Paying bills

UK Government Unveils Plans to Cut Energy Bills for Businesses

Conal Yarwood-Frost
21 Sep 2022

Over the last 18 months, we have continued to see record levels of businesses ceasing to trade as inflation and the energy crisis take hold, with recent reports showing that only 1 in 3 hospitality businesses are operating at a profit.

Business leaders have continued to warn unless support came from the government, they would be forced to cease trading. 

That help has now been announced. As of the 21st of September 2022, the government has released a plan to help businesses survive the winter. 

What are the plans? 

From 1st October 2022 to 31st March 2023, the government will enforce a cap on wholesale energy prices for businesses for six months. After six months is up, there will be a review to assess whether further support is needed. 

Once the new plan is in place, the price cap for businesses will be set at 21.1p per kilowatt-hour for electricity and 7.5p for gas. 

For some businesses, this cap represents a 50% discount for electricity and 25% discount on gas.

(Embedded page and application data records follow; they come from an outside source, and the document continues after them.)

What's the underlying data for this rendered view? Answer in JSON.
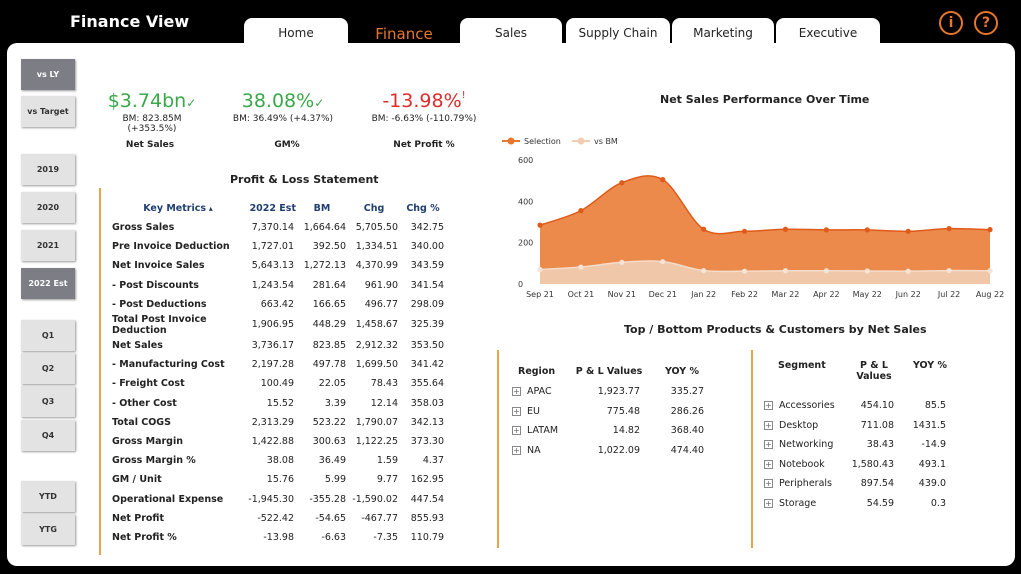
{
  "app": {
    "title": "Finance View"
  },
  "tabs": [
    "Home",
    "Finance",
    "Sales",
    "Supply Chain",
    "Marketing",
    "Executive"
  ],
  "header_icons": {
    "info": "i",
    "help": "?"
  },
  "colors": {
    "accent": "#e8762c",
    "positive": "#3aa84a",
    "negative": "#e02b2b"
  },
  "sidebar": {
    "compare": [
      "vs LY",
      "vs Target"
    ],
    "years": [
      "2019",
      "2020",
      "2021",
      "2022 Est"
    ],
    "quarters": [
      "Q1",
      "Q2",
      "Q3",
      "Q4"
    ],
    "periods": [
      "YTD",
      "YTG"
    ]
  },
  "kpis": [
    {
      "value": "$3.74bn",
      "mark": "✓",
      "sub": "BM: 823.85M (+353.5%)",
      "label": "Net Sales"
    },
    {
      "value": "38.08%",
      "mark": "✓",
      "sub": "BM: 36.49% (+4.37%)",
      "label": "GM%"
    },
    {
      "value": "-13.98%",
      "mark": "!",
      "sub": "BM: -6.63% (-110.79%)",
      "label": "Net Profit %"
    }
  ],
  "pl": {
    "title": "Profit & Loss Statement",
    "headers": [
      "Key Metrics",
      "2022 Est",
      "BM",
      "Chg",
      "Chg %"
    ],
    "rows": [
      [
        "Gross Sales",
        "7,370.14",
        "1,664.64",
        "5,705.50",
        "342.75"
      ],
      [
        "Pre Invoice Deduction",
        "1,727.01",
        "392.50",
        "1,334.51",
        "340.00"
      ],
      [
        "Net Invoice Sales",
        "5,643.13",
        "1,272.13",
        "4,370.99",
        "343.59"
      ],
      [
        "- Post Discounts",
        "1,243.54",
        "281.64",
        "961.90",
        "341.54"
      ],
      [
        "- Post Deductions",
        "663.42",
        "166.65",
        "496.77",
        "298.09"
      ],
      [
        "Total Post Invoice Deduction",
        "1,906.95",
        "448.29",
        "1,458.67",
        "325.39"
      ],
      [
        "Net Sales",
        "3,736.17",
        "823.85",
        "2,912.32",
        "353.50"
      ],
      [
        "- Manufacturing Cost",
        "2,197.28",
        "497.78",
        "1,699.50",
        "341.42"
      ],
      [
        "- Freight Cost",
        "100.49",
        "22.05",
        "78.43",
        "355.64"
      ],
      [
        "- Other Cost",
        "15.52",
        "3.39",
        "12.14",
        "358.03"
      ],
      [
        "Total COGS",
        "2,313.29",
        "523.22",
        "1,790.07",
        "342.13"
      ],
      [
        "Gross Margin",
        "1,422.88",
        "300.63",
        "1,122.25",
        "373.30"
      ],
      [
        "Gross Margin %",
        "38.08",
        "36.49",
        "1.59",
        "4.37"
      ],
      [
        "GM / Unit",
        "15.76",
        "5.99",
        "9.77",
        "162.95"
      ],
      [
        "Operational Expense",
        "-1,945.30",
        "-355.28",
        "-1,590.02",
        "447.54"
      ],
      [
        "Net Profit",
        "-522.42",
        "-54.65",
        "-467.77",
        "855.93"
      ],
      [
        "Net Profit %",
        "-13.98",
        "-6.63",
        "-7.35",
        "110.79"
      ]
    ]
  },
  "chart_data": {
    "type": "area",
    "title": "Net Sales Performance Over Time",
    "x": [
      "Sep 21",
      "Oct 21",
      "Nov 21",
      "Dec 21",
      "Jan 22",
      "Feb 22",
      "Mar 22",
      "Apr 22",
      "May 22",
      "Jun 22",
      "Jul 22",
      "Aug 22"
    ],
    "series": [
      {
        "name": "Selection",
        "color": "#e8762c",
        "values": [
          285,
          355,
          490,
          505,
          265,
          255,
          265,
          262,
          262,
          255,
          268,
          263
        ]
      },
      {
        "name": "vs BM",
        "color": "#f2cdb4",
        "values": [
          70,
          82,
          105,
          108,
          65,
          62,
          64,
          64,
          63,
          62,
          65,
          64
        ]
      }
    ],
    "ylim": [
      0,
      600
    ],
    "yticks": [
      0,
      200,
      400,
      600
    ],
    "legend": "top-left"
  },
  "topbottom": {
    "title": "Top / Bottom Products & Customers by Net Sales",
    "region": {
      "headers": [
        "Region",
        "P & L Values",
        "YOY %"
      ],
      "rows": [
        [
          "APAC",
          "1,923.77",
          "335.27"
        ],
        [
          "EU",
          "775.48",
          "286.26"
        ],
        [
          "LATAM",
          "14.82",
          "368.40"
        ],
        [
          "NA",
          "1,022.09",
          "474.40"
        ]
      ]
    },
    "segment": {
      "headers": [
        "Segment",
        "P & L Values",
        "YOY %"
      ],
      "rows": [
        [
          "Accessories",
          "454.10",
          "85.5"
        ],
        [
          "Desktop",
          "711.08",
          "1431.5"
        ],
        [
          "Networking",
          "38.43",
          "-14.9"
        ],
        [
          "Notebook",
          "1,580.43",
          "493.1"
        ],
        [
          "Peripherals",
          "897.54",
          "439.0"
        ],
        [
          "Storage",
          "54.59",
          "0.3"
        ]
      ]
    }
  }
}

The final discounted rate for individual businesses will be determined by their contract. 

Energy contracts for businesses differ to domestic ones in that businesses typically agree to a set period of time while domestic contracts are usually rolling. This means that businesses generally have no way of leaving their contracts and have to accept price raises as they come. 

After the plan is enacted, businesses will have their rates retroactively discounted at their billing date. This will equalise the price of their energy per unit. It is estimated that the price cap will cost anywhere in the region of £40 billion on top of the £130 billion plan to help domestic households. 

Our position

On the 5th of September, Epos Now released an open letter to Prime Minister Liz Truss. In it, we laid out 4 demands with the aim of helping everyday businesses survive the coming winter. 

Unfortunately, today's announcement falls short of the needs of merchants.

“Our high street is the lifeblood of British communities and plays an integral role in upholding our rich and diverse heritage. However, it has experienced unprecedented challenges over the past few years,” said Richard Nolan, Chief Operating Officer at Epos Now.  

“Despite having not fully recovered from the Pandemic, they once again face an existential threat with inflation and rising energy prices with inevitable mass business failures if adequate and immediate action isn’t taken.

“We propose the following policies are introduced until the energy crisis is resolved:

1) Reduction in VAT to 5% until the energy crisis is under control.

2) Introduce business rate rebates.

3) Re-Introduce a cap on energy price rises.  

4) Proactive launch of new decarbonisation and grant schemes to support SME’s to migrate to renewable and alternative energy sources.

“The Government stepped in previously mitigating thousands of small merchants to cease trading, but support is needed again, and the current proposal does not meet the needs.